But they had $40,000 worth of gold in their saddlebags, and the two of them were almost celebrities in Randolph. Both of them were very nervous about the possibility that they might be robbed on the trail. Highway robbery was common there, since the bad guys knew that successful miners had to use the trail to carry their gold out.
So the boys scouted a good spot that they thought they could find again, and cached the gold in two gunpowder cans under a cedar stump.
Then they continued on their way.
Well, you probably have already guessed what happened next. In fine buried-treasure style, they lost track of where they stashed the two cans. Neither of them returned for many years — they already had five years’ worth on which to live, and it just didn’t seem worth the trouble.
It wasn’t until 20 years later, in 1873, that Peter, by then the only surviving brother (Charles had died in England), came back to the Coquille to “withdraw” his gold.
Peter found the entire landscape so utterly changed that he had no idea where to even start looking for the distinctive cedar-tree stump under which he’d stashed the cans. There were places where the Randolph Trail had changed completely, with old sections overgrown and barely discernible; there were other parts that had been burned over by a forest fire, which had destroyed all the snags, stumps, and other dry wood in its path.
Peter got some friends to help him, promising to split the gold with them, but their efforts were in vain. Other members of the Randolph community joined in as well. But, nobody found the gold, and after a decade or so, the whole thing simmered down into one of those little bits of local legend.
FIFTY MORE YEARS went by. Then, in 1922, Peter Grouleaux’s granddaughter, Lillie Tully, came to town. She had a try for the gold as well, enlisting the help of a local timber cruiser. But after a year or so of hunting, they too were disappointed.
A few years later, in 1931, a rumor started circulating — a very credible one, later given added weight by an article in the Portland Oregonian newspaper — that the treasure had been found. According to the rumor, a young couple out prospecting had spotted a rusty gun barrel sticking out from under an old stump and investigated. They’d found two old gunpowder cans containing 150 pounds of fine gold. After that, the two had left the area as quickly as possible, because the gold had been on private land and they were afraid if anyone knew where they’d gotten it, the landowner and possibly Lillie Tully would try to claim it.

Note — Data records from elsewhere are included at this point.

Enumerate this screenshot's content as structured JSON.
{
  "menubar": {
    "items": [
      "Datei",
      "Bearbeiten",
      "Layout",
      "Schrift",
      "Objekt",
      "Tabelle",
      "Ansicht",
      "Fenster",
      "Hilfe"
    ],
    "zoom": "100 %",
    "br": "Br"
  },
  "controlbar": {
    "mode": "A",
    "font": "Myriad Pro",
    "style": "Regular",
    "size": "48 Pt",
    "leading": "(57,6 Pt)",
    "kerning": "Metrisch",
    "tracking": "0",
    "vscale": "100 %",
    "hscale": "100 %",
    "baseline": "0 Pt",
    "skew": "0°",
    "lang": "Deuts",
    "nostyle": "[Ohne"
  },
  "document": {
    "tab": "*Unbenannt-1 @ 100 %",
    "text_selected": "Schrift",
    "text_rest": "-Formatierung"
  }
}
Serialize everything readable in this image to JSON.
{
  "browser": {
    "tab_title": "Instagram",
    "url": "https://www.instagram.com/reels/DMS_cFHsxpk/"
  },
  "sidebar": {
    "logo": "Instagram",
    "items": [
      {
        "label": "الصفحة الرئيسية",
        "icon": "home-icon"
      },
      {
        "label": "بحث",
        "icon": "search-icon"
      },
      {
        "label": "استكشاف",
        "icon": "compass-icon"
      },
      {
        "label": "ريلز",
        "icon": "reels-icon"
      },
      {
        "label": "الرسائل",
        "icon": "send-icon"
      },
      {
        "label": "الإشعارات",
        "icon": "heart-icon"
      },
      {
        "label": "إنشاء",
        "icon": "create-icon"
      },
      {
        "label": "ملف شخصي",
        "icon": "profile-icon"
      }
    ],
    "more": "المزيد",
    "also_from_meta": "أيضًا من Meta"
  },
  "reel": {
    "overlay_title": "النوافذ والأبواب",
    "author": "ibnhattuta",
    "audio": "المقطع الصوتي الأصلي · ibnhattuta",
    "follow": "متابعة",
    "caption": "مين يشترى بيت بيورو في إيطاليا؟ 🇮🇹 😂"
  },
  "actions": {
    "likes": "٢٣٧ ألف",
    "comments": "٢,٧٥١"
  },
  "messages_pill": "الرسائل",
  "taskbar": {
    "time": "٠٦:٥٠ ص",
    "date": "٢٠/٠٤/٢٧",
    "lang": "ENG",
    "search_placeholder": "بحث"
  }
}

So, was this rumor true? Maybe. The amount of gold found doesn’t quite line up -- 150 pounds of gold at 1853 prices was worth $51,000, not $40,000. But even if the rumor was true, it likely wasn’t the same gold. Painted metal cans of the type gunpowder was sold in don’t last 75 years in the Coast Range; the containers would have rusted to nothing in just a few decades.
In any case, it remains possible, if not particularly likely, that the contents of the original powder cans are still there, buried under the forest duff in a random spot in the middle of the forest — a cache of fine flour gold that would be worth $3.7 million today.
But rather than tromping through the forest looking for this bonanza, modern-day gold miners would probably be better advised to head for the beach from which it originally came. The black sands of Oregon’s beaches are still full of fine flour gold, especially in places that are far away from streams and creeks that supply the water needed to pan or sluice them. It’s hard work, and not very remunerative; but you can still get gold out of black-sand layers all along the South Coast today, especially in the more southerly, out-of-the-way beaches near Ophir, Pistol River, Port Orford, and of course Gold Beach.